I am an artist and writer. My recent practice performance, film, dance, photography and text, and my work has been performed, exhibited and published in many venues in Europe and the US. I have spoken at numerous conferences and events, including the Museum for the Fashion Institute of Technology in New York, the Medical Museum in Copenhagen, College Arts Association and the Association for the Psychoanalysis of Culture and Society. When I am not following Freud, Lacan and Marx’s footsteps with my camera or creating performance works as part of my Athenaeum Research Fellowship at the Royal Conservatoire of Scotland, I teach postgraduate students at Transart Institute.
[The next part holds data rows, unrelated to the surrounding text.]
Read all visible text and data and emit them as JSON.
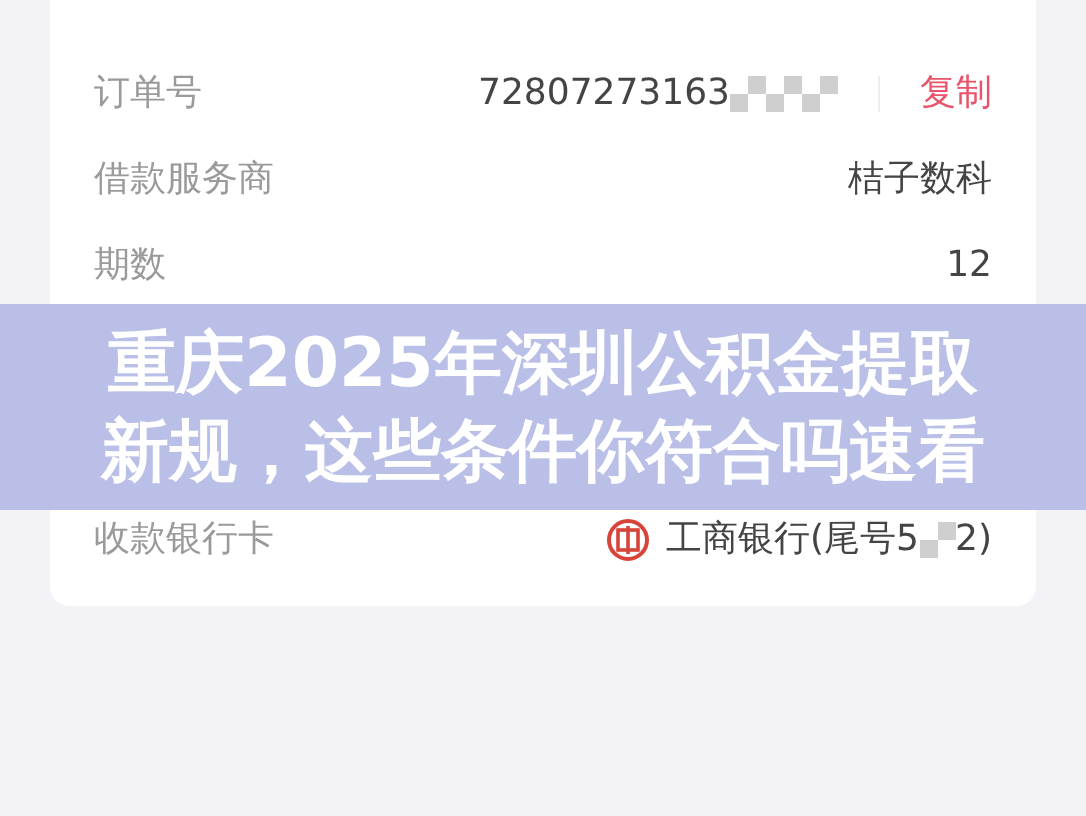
{
  "order_details": {
    "rows": [
      {
        "kind": "copy",
        "label": "订单号",
        "value": "72807273163",
        "action": "复制"
      },
      {
        "kind": "plain",
        "label": "借款服务商",
        "value": "桔子数科"
      },
      {
        "kind": "plain",
        "label": "期数",
        "value": "12"
      },
      {
        "kind": "bank",
        "label": "收款银行卡",
        "value": "工商银行(尾号5",
        "value_end": "2)"
      }
    ]
  },
  "banner": {
    "lines": [
      "重庆2025年深圳公积金提取",
      "新规，这些条件你符合吗速看"
    ]
  }
}
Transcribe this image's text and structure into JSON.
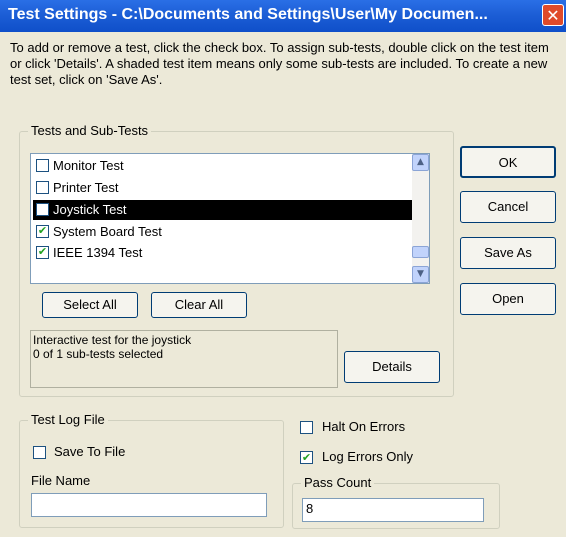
{
  "window": {
    "title": "Test Settings - C:\\Documents and Settings\\User\\My Documen...",
    "close_glyph": "✕"
  },
  "instructions": "To add or remove a test, click the check box. To assign sub-tests, double click on the test item or click 'Details'. A shaded test item means only some sub-tests are included.  To create a new test set, click on 'Save As'.",
  "tests_group": {
    "legend": "Tests and Sub-Tests",
    "items": [
      {
        "label": "Monitor Test",
        "checked": false,
        "selected": false
      },
      {
        "label": "Printer Test",
        "checked": false,
        "selected": false
      },
      {
        "label": "Joystick Test",
        "checked": false,
        "selected": true
      },
      {
        "label": "System Board Test",
        "checked": true,
        "selected": false
      },
      {
        "label": "IEEE 1394 Test",
        "checked": true,
        "selected": false
      }
    ],
    "select_all_label": "Select All",
    "clear_all_label": "Clear All",
    "info_line1": "Interactive test for the joystick",
    "info_line2": "0 of 1 sub-tests selected",
    "details_label": "Details"
  },
  "side_buttons": {
    "ok": "OK",
    "cancel": "Cancel",
    "save_as": "Save As",
    "open": "Open"
  },
  "log_group": {
    "legend": "Test Log File",
    "save_to_file_label": "Save To File",
    "save_to_file_checked": false,
    "file_name_label": "File Name",
    "file_name_value": ""
  },
  "options": {
    "halt_on_errors_label": "Halt On Errors",
    "halt_on_errors_checked": false,
    "log_errors_only_label": "Log Errors Only",
    "log_errors_only_checked": true,
    "pass_count_legend": "Pass Count",
    "pass_count_value": "8"
  },
  "check_glyph": "✔"
}
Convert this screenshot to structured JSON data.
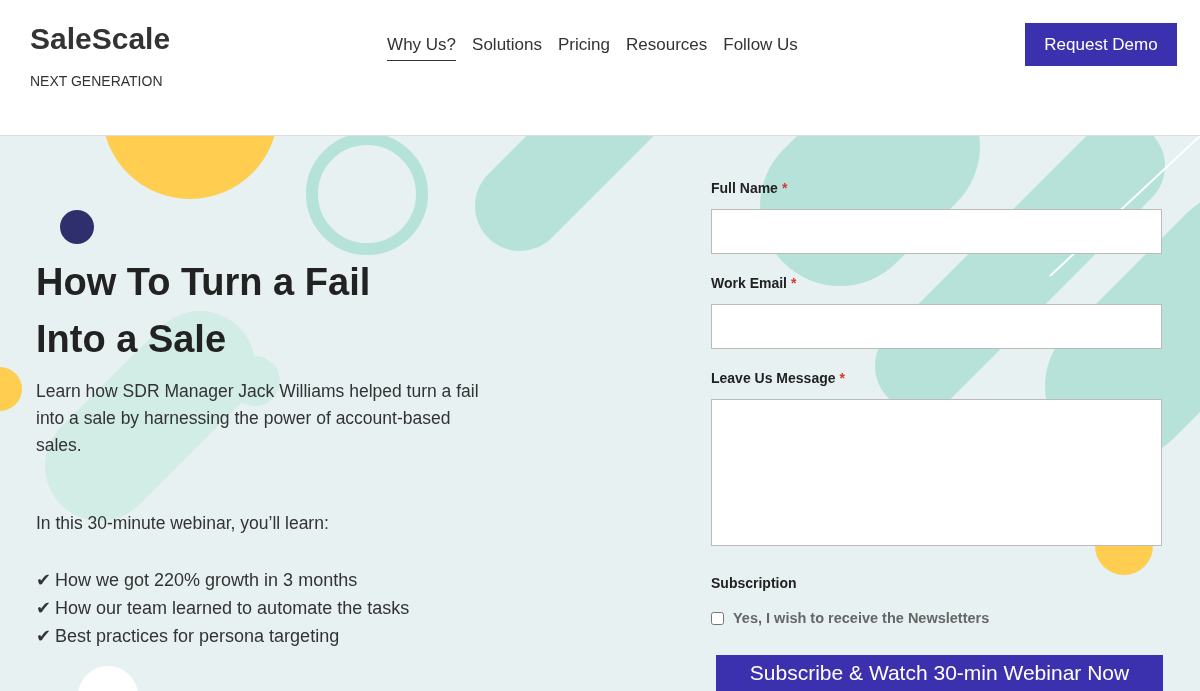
{
  "header": {
    "logo": "SaleScale",
    "tagline": "NEXT GENERATION",
    "nav": [
      {
        "label": "Why Us?",
        "selected": true
      },
      {
        "label": "Solutions",
        "selected": false
      },
      {
        "label": "Pricing",
        "selected": false
      },
      {
        "label": "Resources",
        "selected": false
      },
      {
        "label": "Follow Us",
        "selected": false
      }
    ],
    "cta": "Request Demo"
  },
  "hero": {
    "title": "How To Turn a Fail Into a Sale",
    "description": "Learn how SDR Manager Jack Williams helped turn a fail into a sale by harnessing the power of account-based sales.",
    "intro": "In this 30-minute webinar, you’ll learn:",
    "points": [
      {
        "mark": "✔",
        "text": "How we got 220% growth in 3 months"
      },
      {
        "mark": "✔",
        "text": "How our team learned to automate the tasks"
      },
      {
        "mark": "✔",
        "text": "Best practices for persona targeting"
      }
    ]
  },
  "form": {
    "fields": [
      {
        "kind": "text",
        "label": "Full Name",
        "required_mark": "*"
      },
      {
        "kind": "text",
        "label": "Work Email",
        "required_mark": "*"
      },
      {
        "kind": "textarea",
        "label": "Leave Us Message",
        "required_mark": "*"
      }
    ],
    "subscription": {
      "heading": "Subscription",
      "option": "Yes, I wish to receive the Newsletters",
      "checked": false
    },
    "submit": "Subscribe & Watch 30-min Webinar Now"
  }
}
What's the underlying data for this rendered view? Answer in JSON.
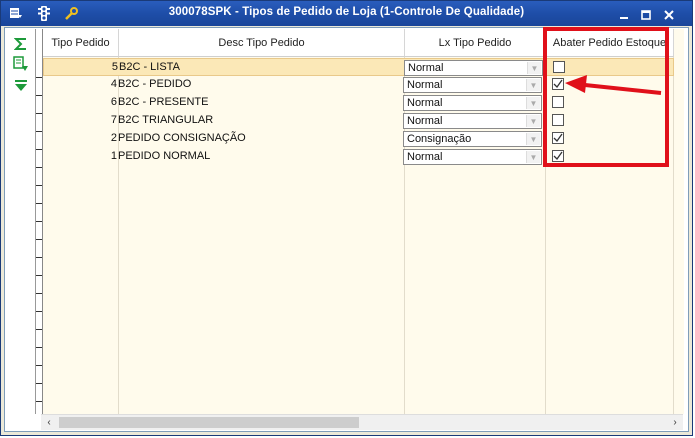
{
  "window": {
    "title": "300078SPK - Tipos de Pedido de Loja (1-Controle De Qualidade)",
    "icons": [
      "grid-menu-icon",
      "traffic-light-icon",
      "wrench-icon"
    ],
    "controls": [
      "minimize-icon",
      "maximize-icon",
      "close-icon"
    ]
  },
  "sidebar": {
    "icons": [
      "sigma-icon",
      "export-icon",
      "filter-down-icon"
    ]
  },
  "grid": {
    "columns": [
      "Tipo Pedido",
      "Desc Tipo Pedido",
      "Lx Tipo Pedido",
      "Abater Pedido Estoque"
    ],
    "rows": [
      {
        "tipo": "5",
        "desc": "B2C - LISTA",
        "lx": "Normal",
        "abater": false,
        "selected": true
      },
      {
        "tipo": "4",
        "desc": "B2C - PEDIDO",
        "lx": "Normal",
        "abater": true,
        "selected": false
      },
      {
        "tipo": "6",
        "desc": "B2C - PRESENTE",
        "lx": "Normal",
        "abater": false,
        "selected": false
      },
      {
        "tipo": "7",
        "desc": "B2C TRIANGULAR",
        "lx": "Normal",
        "abater": false,
        "selected": false
      },
      {
        "tipo": "2",
        "desc": "PEDIDO CONSIGNAÇÃO",
        "lx": "Consignação",
        "abater": true,
        "selected": false
      },
      {
        "tipo": "1",
        "desc": "PEDIDO NORMAL",
        "lx": "Normal",
        "abater": true,
        "selected": false
      }
    ]
  },
  "annotation": {
    "color": "#e0101a"
  }
}
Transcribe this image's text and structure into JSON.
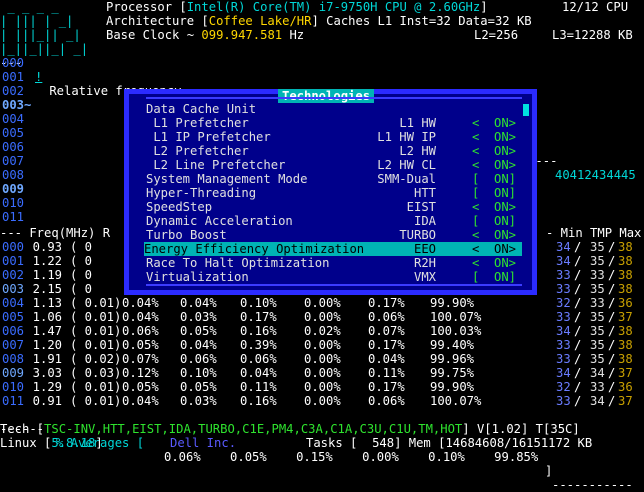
{
  "header": {
    "dashes": " _ _ _ _",
    "processor_label": "Processor [",
    "processor_name": "Intel(R) Core(TM) i7-9750H CPU @ 2.60GHz",
    "processor_close": "]",
    "cpu_count": "12/12",
    "cpu_unit": "CPU",
    "bars1": "| ||| | _|",
    "arch_label": "Architecture [",
    "arch_name": "Coffee Lake/HR",
    "caches_label": "] Caches L1 Inst=",
    "l1_inst": "32",
    "data_label": "Data=",
    "l1_data": "32",
    "cache_unit": "KB",
    "bars2": "| |||_|| _|",
    "base_clock_label": "Base Clock ~",
    "base_clock_value": "099.947.581",
    "base_clock_unit": "Hz",
    "l2_label": "L2=",
    "l2_value": "256",
    "l3_label": "L3=",
    "l3_value": "12288",
    "l3_unit": "KB",
    "bars3": "|_||_||_| _|",
    "rel_freq_prefix": "--- ",
    "rel_freq_marker": "!",
    "rel_freq_label": " Relative frequency ",
    "rel_freq_mid1": "22",
    "rel_freq_mid2": "226",
    "rel_freq_end": "40412434445"
  },
  "cores_top": [
    "000",
    "001",
    "002",
    "003~",
    "004",
    "005",
    "006",
    "007",
    "008",
    "009",
    "010",
    "011"
  ],
  "popup": {
    "title": "Technologies",
    "items": [
      {
        "label": "Data Cache Unit",
        "code": "",
        "value": ""
      },
      {
        "label": " L1 Prefetcher",
        "code": "L1 HW",
        "value": "<  ON>"
      },
      {
        "label": " L1 IP Prefetcher",
        "code": "L1 HW IP",
        "value": "<  ON>"
      },
      {
        "label": " L2 Prefetcher",
        "code": "L2 HW",
        "value": "<  ON>"
      },
      {
        "label": " L2 Line Prefetcher",
        "code": "L2 HW CL",
        "value": "<  ON>"
      },
      {
        "label": "System Management Mode",
        "code": "SMM-Dual",
        "value": "[  ON]"
      },
      {
        "label": "Hyper-Threading",
        "code": "HTT",
        "value": "[  ON]"
      },
      {
        "label": "SpeedStep",
        "code": "EIST",
        "value": "<  ON>"
      },
      {
        "label": "Dynamic Acceleration",
        "code": "IDA",
        "value": "[  ON]"
      },
      {
        "label": "Turbo Boost",
        "code": "TURBO",
        "value": "<  ON>"
      },
      {
        "label": "Energy Efficiency Optimization",
        "code": "EEO",
        "value": "<  ON>",
        "selected": true
      },
      {
        "label": "Race To Halt Optimization",
        "code": "R2H",
        "value": "<  ON>"
      },
      {
        "label": "Virtualization",
        "code": "VMX",
        "value": "[  ON]"
      }
    ]
  },
  "table": {
    "header_left": "--- Freq(MHz) R",
    "header_right": "- Min TMP Max",
    "rows": [
      {
        "core": "000",
        "freq": "0.93",
        "ratio": "( 0",
        "c1": "",
        "c2": "",
        "c3": "",
        "c4": "",
        "c5": "",
        "c6": "",
        "t1": "34",
        "t2": "35",
        "t3": "38"
      },
      {
        "core": "001",
        "freq": "1.22",
        "ratio": "( 0",
        "c1": "",
        "c2": "",
        "c3": "",
        "c4": "",
        "c5": "",
        "c6": "",
        "t1": "34",
        "t2": "35",
        "t3": "38"
      },
      {
        "core": "002",
        "freq": "1.19",
        "ratio": "( 0",
        "c1": "",
        "c2": "",
        "c3": "",
        "c4": "",
        "c5": "",
        "c6": "",
        "t1": "33",
        "t2": "33",
        "t3": "38"
      },
      {
        "core": "003",
        "freq": "2.15",
        "ratio": "( 0",
        "c1": "",
        "c2": "",
        "c3": "",
        "c4": "",
        "c5": "",
        "c6": "",
        "t1": "33",
        "t2": "35",
        "t3": "38"
      },
      {
        "core": "004",
        "freq": "1.13",
        "ratio": "( 0.01)",
        "c1": "0.04%",
        "c2": "0.04%",
        "c3": "0.10%",
        "c4": "0.00%",
        "c5": "0.17%",
        "c6": "99.90%",
        "t1": "32",
        "t2": "33",
        "t3": "36"
      },
      {
        "core": "005",
        "freq": "1.06",
        "ratio": "( 0.01)",
        "c1": "0.04%",
        "c2": "0.03%",
        "c3": "0.17%",
        "c4": "0.00%",
        "c5": "0.06%",
        "c6": "100.07%",
        "t1": "33",
        "t2": "35",
        "t3": "37"
      },
      {
        "core": "006",
        "freq": "1.47",
        "ratio": "( 0.01)",
        "c1": "0.06%",
        "c2": "0.05%",
        "c3": "0.16%",
        "c4": "0.02%",
        "c5": "0.07%",
        "c6": "100.03%",
        "t1": "34",
        "t2": "35",
        "t3": "38"
      },
      {
        "core": "007",
        "freq": "1.20",
        "ratio": "( 0.01)",
        "c1": "0.05%",
        "c2": "0.04%",
        "c3": "0.39%",
        "c4": "0.00%",
        "c5": "0.17%",
        "c6": "99.40%",
        "t1": "33",
        "t2": "35",
        "t3": "38"
      },
      {
        "core": "008",
        "freq": "1.91",
        "ratio": "( 0.02)",
        "c1": "0.07%",
        "c2": "0.06%",
        "c3": "0.06%",
        "c4": "0.00%",
        "c5": "0.04%",
        "c6": "99.96%",
        "t1": "33",
        "t2": "35",
        "t3": "38"
      },
      {
        "core": "009",
        "freq": "3.03",
        "ratio": "( 0.03)",
        "c1": "0.12%",
        "c2": "0.10%",
        "c3": "0.04%",
        "c4": "0.00%",
        "c5": "0.11%",
        "c6": "99.75%",
        "t1": "34",
        "t2": "34",
        "t3": "37"
      },
      {
        "core": "010",
        "freq": "1.29",
        "ratio": "( 0.01)",
        "c1": "0.05%",
        "c2": "0.05%",
        "c3": "0.11%",
        "c4": "0.00%",
        "c5": "0.17%",
        "c6": "99.90%",
        "t1": "32",
        "t2": "33",
        "t3": "36"
      },
      {
        "core": "011",
        "freq": "0.91",
        "ratio": "( 0.01)",
        "c1": "0.04%",
        "c2": "0.03%",
        "c3": "0.16%",
        "c4": "0.00%",
        "c5": "0.06%",
        "c6": "100.07%",
        "t1": "33",
        "t2": "34",
        "t3": "37"
      }
    ],
    "avg_label": "% Averages [",
    "avg_values": "0.06%    0.05%    0.15%    0.00%    0.10%    99.85%",
    "avg_close": "]"
  },
  "footer": {
    "tech_label": "Tech [",
    "tech_list": "TSC-INV,HTT,EIST,IDA,TURBO,C1E,PM4,C3A,C1A,C3U,C1U,TM,HOT",
    "tech_close": "] V[",
    "voltage": "1.02",
    "temp_label": "] T[",
    "temp": "35C",
    "linux_label": "Linux [",
    "linux_version": "5.8.18",
    "vendor": "Dell Inc.",
    "tasks_label": "Tasks [",
    "tasks": "548",
    "mem_label": "] Mem [",
    "mem": "14684608/16151172",
    "mem_unit": "KB"
  }
}
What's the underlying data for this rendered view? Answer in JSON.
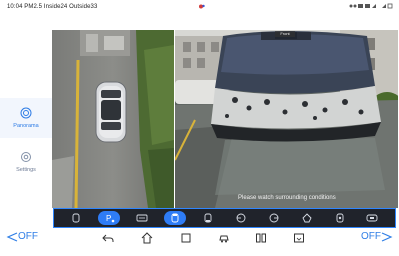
{
  "statusbar": {
    "info": "10:04 PM2.5 Inside24 Outside33",
    "indicators": [
      "signal-icon",
      "wifi-icon",
      "battery-icon"
    ]
  },
  "sidebar": {
    "items": [
      {
        "label": "Panorama",
        "icon": "panorama-icon",
        "active": true
      },
      {
        "label": "Settings",
        "icon": "gear-icon",
        "active": false
      }
    ]
  },
  "camera": {
    "right_tag": "Front",
    "warning": "Please watch surrounding conditions"
  },
  "toolbar": {
    "buttons": [
      {
        "icon": "car-view-icon",
        "active": false
      },
      {
        "icon": "parking-icon",
        "label": "P",
        "active": true
      },
      {
        "icon": "radar-icon",
        "active": false
      },
      {
        "icon": "front-view-icon",
        "active": true
      },
      {
        "icon": "side-view-icon",
        "active": false
      },
      {
        "icon": "left-view-icon",
        "active": false
      },
      {
        "icon": "right-view-icon",
        "active": false
      },
      {
        "icon": "rear-view-icon",
        "active": false
      },
      {
        "icon": "3d-view-icon",
        "active": false
      },
      {
        "icon": "wide-view-icon",
        "active": false
      }
    ]
  },
  "navbar": {
    "left_off": "OFF",
    "right_off": "OFF",
    "icons": [
      "back-icon",
      "home-icon",
      "recents-icon",
      "car-settings-icon",
      "split-view-icon",
      "screen-icon"
    ]
  },
  "colors": {
    "accent": "#2e7cf6",
    "toolbar_bg": "#20232b",
    "sidebar_text": "#6e7c96"
  }
}
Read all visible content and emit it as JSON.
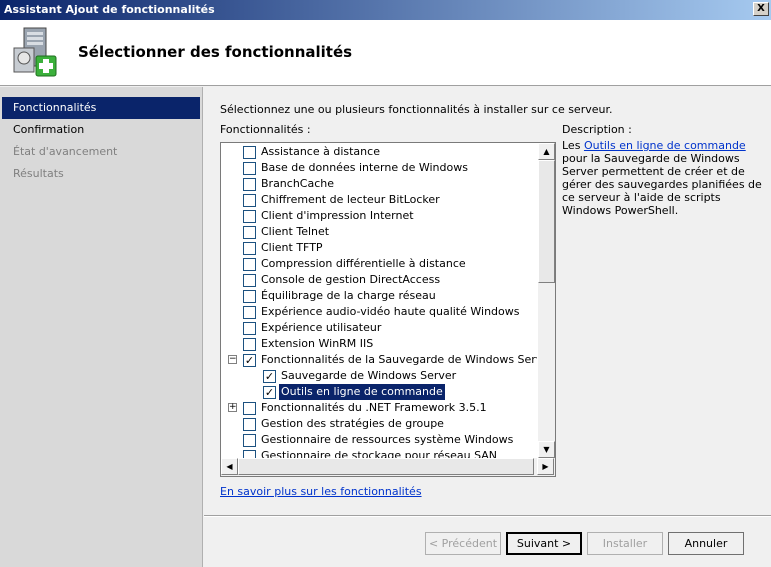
{
  "window": {
    "title": "Assistant Ajout de fonctionnalités",
    "close_label": "X"
  },
  "header": {
    "title": "Sélectionner des fonctionnalités",
    "icon": "server-add-icon"
  },
  "sidebar": {
    "items": [
      {
        "label": "Fonctionnalités",
        "state": "active"
      },
      {
        "label": "Confirmation",
        "state": "normal"
      },
      {
        "label": "État d'avancement",
        "state": "disabled"
      },
      {
        "label": "Résultats",
        "state": "disabled"
      }
    ]
  },
  "main": {
    "intro": "Sélectionnez une ou plusieurs fonctionnalités à installer sur ce serveur.",
    "features_label": "Fonctionnalités :",
    "description_label": "Description :",
    "description": {
      "prefix": "Les ",
      "link": "Outils en ligne de commande",
      "suffix": " pour la Sauvegarde de Windows Server permettent de créer et de gérer des sauvegardes planifiées de ce serveur à l'aide de scripts Windows PowerShell."
    },
    "features": [
      {
        "label": "Assistance à distance",
        "checked": false
      },
      {
        "label": "Base de données interne de Windows",
        "checked": false
      },
      {
        "label": "BranchCache",
        "checked": false
      },
      {
        "label": "Chiffrement de lecteur BitLocker",
        "checked": false
      },
      {
        "label": "Client d'impression Internet",
        "checked": false
      },
      {
        "label": "Client Telnet",
        "checked": false
      },
      {
        "label": "Client TFTP",
        "checked": false
      },
      {
        "label": "Compression différentielle à distance",
        "checked": false
      },
      {
        "label": "Console de gestion DirectAccess",
        "checked": false
      },
      {
        "label": "Équilibrage de la charge réseau",
        "checked": false
      },
      {
        "label": "Expérience audio-vidéo haute qualité Windows",
        "checked": false
      },
      {
        "label": "Expérience utilisateur",
        "checked": false
      },
      {
        "label": "Extension WinRM IIS",
        "checked": false
      },
      {
        "label": "Fonctionnalités de la Sauvegarde de Windows Server",
        "checked": true,
        "expander": "−"
      },
      {
        "label": "Sauvegarde de Windows Server",
        "checked": true,
        "child": true
      },
      {
        "label": "Outils en ligne de commande",
        "checked": true,
        "child": true,
        "selected": true
      },
      {
        "label": "Fonctionnalités du .NET Framework 3.5.1",
        "checked": false,
        "expander": "+"
      },
      {
        "label": "Gestion des stratégies de groupe",
        "checked": false
      },
      {
        "label": "Gestionnaire de ressources système Windows",
        "checked": false
      },
      {
        "label": "Gestionnaire de stockage pour réseau SAN",
        "checked": false
      }
    ],
    "check_mark": "✓",
    "scroll_up": "▲",
    "scroll_down": "▼",
    "scroll_left": "◀",
    "scroll_right": "▶",
    "more_link": "En savoir plus sur les fonctionnalités"
  },
  "buttons": {
    "previous": "< Précédent",
    "next": "Suivant >",
    "install": "Installer",
    "cancel": "Annuler"
  },
  "colors": {
    "selection": "#0a246a",
    "link": "#0033cc"
  }
}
I am currently immersed in an interdisciplinary project exploring knowledge and the body of the hysteric. In 2013, together with Child and Adolescent Mental Health practitioner Frances Davies, I co-edited the book ‘Madness, Women and the Power of Art’, to which I contributed a work authored with Eleanor Bowen. My book ‘Make Me Yours: How Art Seduces’ was published by Cambridge Scholars in 2016. In this text, investigates psychoanalytic approaches to making and understanding objects of seduction, including an examination of parallels between artistic and analytic practices, a study of Manolo Blahnik’s shoes as objects of desire, a disturbing encounter with Marcel Duchamp’s last work, and the creation of a psychoanalytically inspired Discourse of the Artefact, a framework enabling the circulation of questions and answers through a relational approach to artworks.